Comms Academy 2020: key takeaways

More than 600 communicators across the UK public sector attended the Public Service Communications Academy between 24 and 26 November 2020.

The wide array of Academy speakers and panellists highlighted how during the Coronavirus (COVID-19) pandemic the communications profession across the public sector has been further elevated.

Over the 3 days, the Public Service Communications Academy offered more than 20 virtual discussion panels. It was organised by the Government Communication Service (GCS) and LGComms, featuring communication experts across the Civil Service, local government and the private sector, including Royal Mail and AMEC, the International association for the measurement and evaluation of communication.

This year’s Academy focused on 6 areas of professional practice, key for public sector communicators to be more effective:

  • unified
  • digital
  • direct
  • data-driven
  • skilled
  • diverse and inclusive

These were also the categories for the awards.

Attendees also used social media to engage throughout the event, with more than 300 individual tweets and LinkedIn posts shared during using under using #CommsAcad. 

GCS colleagues Kerry Sheehan, Fellow Chartered Institute of Public Relations (FCIPR), and Michal Ratynski share their thoughts on their 8 key takeaways from Comms Academy 2020.

Woman smiling with man smiling on the right hand side
On the left, Kerry Sheehan and on the right, Michal Ratynski

1. Safeguard your mental health

“Be aware of your mental health and that of your team/s. It can sometimes literally matter of life and death, so it is vital to talk about your wellbeing, especially when things are not right. Making time to think about something other than work and the pandemic is absolutely essential for your and your team’s mental health.”

Read Matt Dolman’s blog on why it’s key to talk about mental health.

2. Accuracy and reliability are crucial

“We need a data-first direct approach to communication to deliver vital, accurate and reliable information to combat misinformation, encourage safe behaviour and drive people to positive action.

Communicators should ensure data-driven direct communication is part of their communications tool kit and also upskill into data and artificial intelligence in their own roles as they advise and guide.

Artificial intelligence (AI) was used to support the national response to COVID-19. Data insights will help communicators to target the spread of particularly challenging disinformation and fake content online.”

Interested? Want to find out more? Read our introductory blog on data, automation and AI.

3. Extend your reach

“Comms plans should consider highly scalable digital communications which extend the reach, improve engagement and re-establish and enhance trust with the full range of diverse communities and partners public sector organisations serve.

Digital communications on social media can be very powerful when it comes to the breadth of our audiences. The total number of followers on the UK Government’s Twitter accounts have more followers than the BBC News Twitter accounts.”

Explore our Academy resources on digital communications.

4. Measurement and evaluation must improve

“Measurement and evaluation must further improve across public sector communication. It is not a nice to have, it is an integral part of communications and marketing and practitioners must measure better.

The new reality of communications departments and services means we are operating in the age of accountability and measurement and evaluation must be part of the licence to operate and prove communications impact.”

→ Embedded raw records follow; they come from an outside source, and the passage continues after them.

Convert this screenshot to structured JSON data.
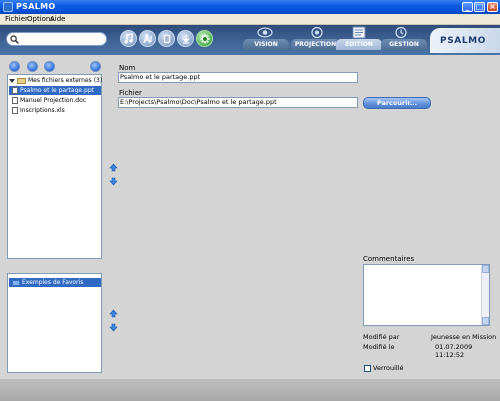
{
  "window": {
    "title": "PSALMO"
  },
  "menu": {
    "items": [
      "Fichier",
      "Options",
      "Aide"
    ]
  },
  "toolbar": {
    "search_value": "",
    "icons": [
      "search-icon",
      "music-note-icon",
      "singer-icon",
      "list-icon",
      "download-icon",
      "settings-icon"
    ]
  },
  "tabs": [
    {
      "label": "VISION",
      "active": false
    },
    {
      "label": "PROJECTION",
      "active": false
    },
    {
      "label": "EDITION",
      "active": true
    },
    {
      "label": "GESTION",
      "active": false
    }
  ],
  "logo_text": "PSALMO",
  "tree": {
    "root_label": "Mes fichiers externes (3)",
    "items": [
      {
        "label": "Psalmo et le partage.ppt",
        "selected": true
      },
      {
        "label": "Manuel Projection.doc",
        "selected": false
      },
      {
        "label": "Inscriptions.xls",
        "selected": false
      }
    ]
  },
  "favorites": {
    "items": [
      {
        "label": "Exemples de Favoris",
        "selected": true
      }
    ]
  },
  "form": {
    "name_label": "Nom",
    "name_value": "Psalmo et le partage.ppt",
    "file_label": "Fichier",
    "file_value": "E:\\Projects\\Psalmo\\Doc\\Psalmo et le partage.ppt",
    "browse_label": "Parcourir..."
  },
  "details": {
    "comments_label": "Commentaires",
    "modified_by_label": "Modifié par",
    "modified_by_value": "Jeunesse en Mission",
    "modified_on_label": "Modifié le",
    "modified_on_value": "01.07.2009 11:12:52",
    "locked_label": "Verrouillé",
    "locked": false
  },
  "colors": {
    "title_blue": "#0a5ce0",
    "selection": "#316ac5",
    "toolbar": "#3f6293",
    "browse": "#5d8fdb"
  }
}
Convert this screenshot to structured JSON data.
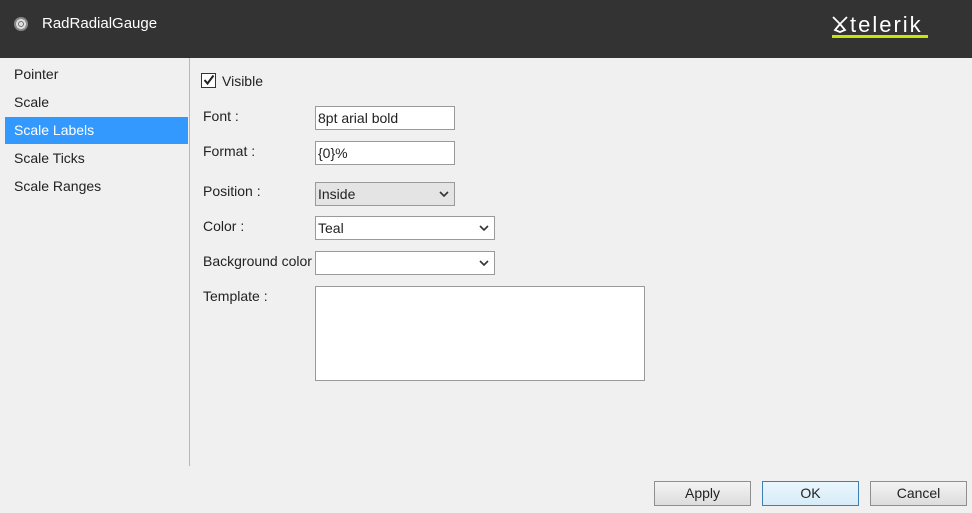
{
  "titlebar": {
    "title": "RadRadialGauge",
    "brand": "telerik",
    "brand_accent": "#c8e600"
  },
  "sidebar": {
    "items": [
      {
        "label": "Pointer"
      },
      {
        "label": "Scale"
      },
      {
        "label": "Scale Labels",
        "active": true
      },
      {
        "label": "Scale Ticks"
      },
      {
        "label": "Scale Ranges"
      }
    ]
  },
  "form": {
    "visible": {
      "label": "Visible",
      "checked": true
    },
    "font": {
      "label": "Font :",
      "value": "8pt arial bold"
    },
    "format": {
      "label": "Format :",
      "value": "{0}%"
    },
    "position": {
      "label": "Position :",
      "value": "Inside"
    },
    "color": {
      "label": "Color :",
      "value": "Teal"
    },
    "background_color": {
      "label": "Background color :",
      "value": ""
    },
    "template": {
      "label": "Template :",
      "value": ""
    }
  },
  "buttons": {
    "apply": "Apply",
    "ok": "OK",
    "cancel": "Cancel"
  },
  "colors": {
    "titlebar": "#333333",
    "selection": "#3399ff"
  }
}
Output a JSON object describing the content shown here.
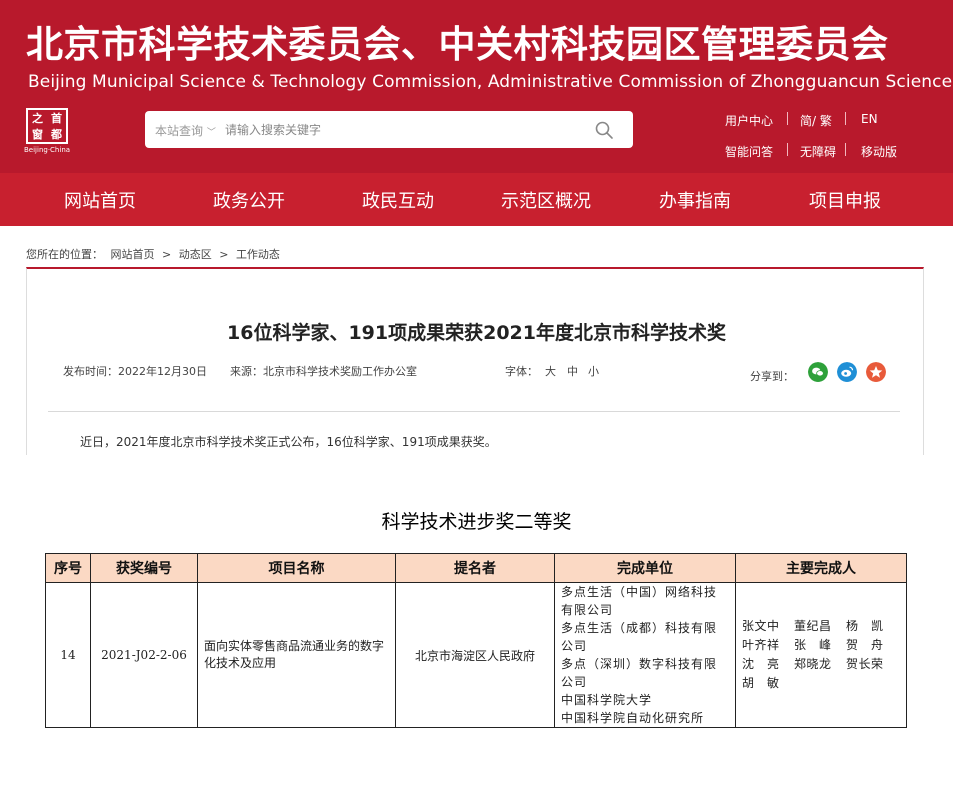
{
  "header": {
    "title_cn": "北京市科学技术委员会、中关村科技园区管理委员会",
    "title_en": "Beijing Municipal Science & Technology Commission, Administrative Commission of Zhongguancun Science Park",
    "logo": {
      "chars": [
        "之",
        "首",
        "窗",
        "都"
      ],
      "caption": "Beijing·China"
    },
    "search": {
      "scope": "本站查询",
      "placeholder": "请输入搜索关键字"
    },
    "utils_row1": [
      "用户中心",
      "简/ 繁",
      "EN"
    ],
    "utils_row2": [
      "智能问答",
      "无障碍",
      "移动版"
    ]
  },
  "nav": [
    "网站首页",
    "政务公开",
    "政民互动",
    "示范区概况",
    "办事指南",
    "项目申报"
  ],
  "breadcrumb": {
    "label": "您所在的位置：",
    "items": [
      "网站首页",
      ">",
      "动态区",
      ">",
      "工作动态"
    ]
  },
  "article": {
    "title": "16位科学家、191项成果荣获2021年度北京市科学技术奖",
    "publish_label": "发布时间：",
    "publish_date": "2022年12月30日",
    "source_label": "来源：",
    "source": "北京市科学技术奖励工作办公室",
    "font_label": "字体：",
    "font_sizes": [
      "大",
      "中",
      "小"
    ],
    "share_label": "分享到：",
    "share_icons": [
      "wechat-icon",
      "weibo-icon",
      "qzone-icon"
    ],
    "intro": "近日，2021年度北京市科学技术奖正式公布，16位科学家、191项成果获奖。"
  },
  "award": {
    "section_title": "科学技术进步奖二等奖",
    "columns": [
      "序号",
      "获奖编号",
      "项目名称",
      "提名者",
      "完成单位",
      "主要完成人"
    ],
    "row": {
      "no": "14",
      "code": "2021-J02-2-06",
      "project": "面向实体零售商品流通业务的数字化技术及应用",
      "nominator": "北京市海淀区人民政府",
      "units": [
        "多点生活（中国）网络科技",
        "有限公司",
        "多点生活（成都）科技有限",
        "公司",
        "多点（深圳）数字科技有限",
        "公司",
        "中国科学院大学",
        "中国科学院自动化研究所"
      ],
      "people": [
        [
          "张文中",
          "董纪昌",
          "杨　凯"
        ],
        [
          "叶齐祥",
          "张　峰",
          "贺　舟"
        ],
        [
          "沈　亮",
          "郑晓龙",
          "贺长荣"
        ],
        [
          "胡　敏"
        ]
      ]
    }
  },
  "colors": {
    "brand_red": "#b8192c",
    "nav_red": "#c8202f",
    "table_header": "#fbd9c4",
    "wechat": "#2ea13a",
    "weibo": "#1f8fd6",
    "qzone": "#e85a3a"
  }
}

Read more about the GCS evaluation framework.

5. Diversity and inclusion is integral to our future 

“Diversity and inclusion is an integral part of everything we do. We need to continue talking about diversity and inclusion at work to make real change. However, increasing representation is not necessarily the main answer as diversity is not just what we see visually. It’s also about having different experiences and valuing the contribution those differences will provide and to ensure we are representative of the people we serve.”

Read Poli Stuart-Lacey’s blog on what diversity and inclusion means in practice.

6. Accessibility matters

“Accessibility must be incorporated across all public service communications. We must comply with the accessibility regulations so public sector websites are accessible to all users, especially to those with disabilities.

You should also ensure that you publish accessible social media content. Accessible content is not just a matter of fairness. You’ll be able to reach your audiences better, providing impactful communications for all and achieving outcomes.”

Watch our webinar on digital accessibility for government communication.

7. Internal communications insight motivates

“Internal communication has been a discipline which has elevated its place in the communications profession during the coronavirus (COVID-19) pandemic. It’s really about making a lasting impact, not about ‘sending stuff out’.

The best internal communicators not only use sound judgement, intuition and humour but also are courageous, tenacious and resilient against adversities. These traits will really motivate and enhance your workforce for improved outcomes.”

Find out more about our resources on internal communications.

8. Leadership requires empathy

“Communication leadership has come to the fore alongside active listening of colleagues and stakeholders.

Empathetic leadership, while also being a transformational leader of high performing impactful teams, is a must. Building and maintaining trust within teams and your organisation, having each other’s backs and looking out for each other,  is also imperative and part of an authentic leader’s licence to operate.”

Read more about leadership in the GCS Academy.

In case you missed it, read our blog on Comms Academy, written by Alex Aiken, Executive Director of Government Communications.

    Image credits:
  • Kerry Sheehan (1)
  • Michal Ratynski (2)